- [Directions for this task]:
Print the entries below word for word; the pictures stay out of your copy.

___ Working data

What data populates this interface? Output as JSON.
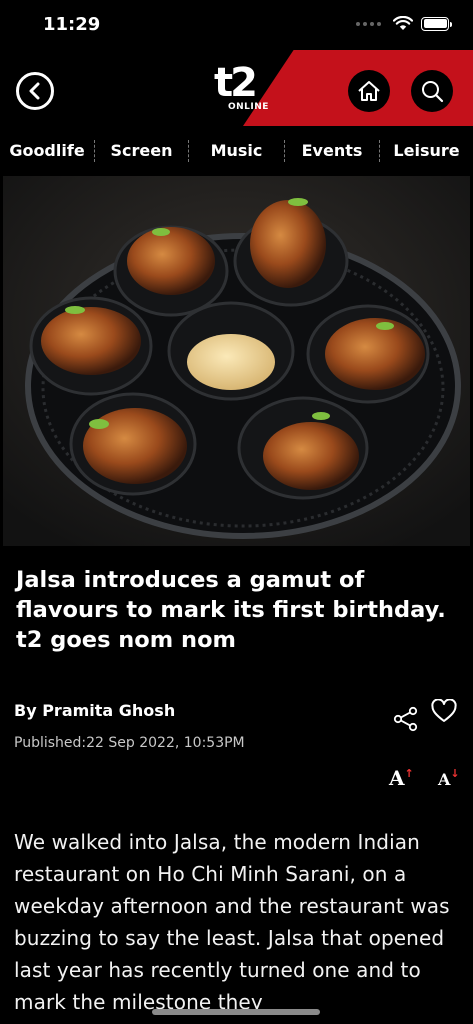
{
  "status": {
    "time": "11:29"
  },
  "header": {
    "logo_main": "t2",
    "logo_sub": "ONLINE",
    "back_icon": "back-chevron-icon",
    "home_icon": "home-icon",
    "search_icon": "search-icon",
    "accent_color": "#c4111b"
  },
  "nav": {
    "tabs": [
      {
        "label": "Goodlife"
      },
      {
        "label": "Screen"
      },
      {
        "label": "Music"
      },
      {
        "label": "Events"
      },
      {
        "label": "Leisure"
      }
    ]
  },
  "article": {
    "headline": "Jalsa introduces a gamut of flavours to mark its first birthday. t2 goes nom nom",
    "byline": "By Pramita Ghosh",
    "published": "Published:22 Sep 2022, 10:53PM",
    "font_increase_label": "A",
    "font_decrease_label": "A",
    "font_increase_arrow": "↑",
    "font_decrease_arrow": "↓",
    "body": "We walked into Jalsa, the modern Indian restaurant on Ho Chi Minh Sarani, on a weekday afternoon and the restaurant was buzzing to say the least. Jalsa that opened last year has recently turned one  and to mark the milestone they"
  }
}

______

- [Answer section]:
What data populates this interface? Output as JSON.
{
  "status": {
    "time": "11:29"
  },
  "header": {
    "logo_main": "t2",
    "logo_sub": "ONLINE",
    "back_icon": "back-chevron-icon",
    "home_icon": "home-icon",
    "search_icon": "search-icon",
    "accent_color": "#c4111b"
  },
  "nav": {
    "tabs": [
      {
        "label": "Goodlife"
      },
      {
        "label": "Screen"
      },
      {
        "label": "Music"
      },
      {
        "label": "Events"
      },
      {
        "label": "Leisure"
      }
    ]
  },
  "article": {
    "headline": "Jalsa introduces a gamut of flavours to mark its first birthday. t2 goes nom nom",
    "byline": "By Pramita Ghosh",
    "published": "Published:22 Sep 2022, 10:53PM",
    "font_increase_label": "A",
    "font_decrease_label": "A",
    "font_increase_arrow": "↑",
    "font_decrease_arrow": "↓",
    "body": "We walked into Jalsa, the modern Indian restaurant on Ho Chi Minh Sarani, on a weekday afternoon and the restaurant was buzzing to say the least. Jalsa that opened last year has recently turned one  and to mark the milestone they"
  }
}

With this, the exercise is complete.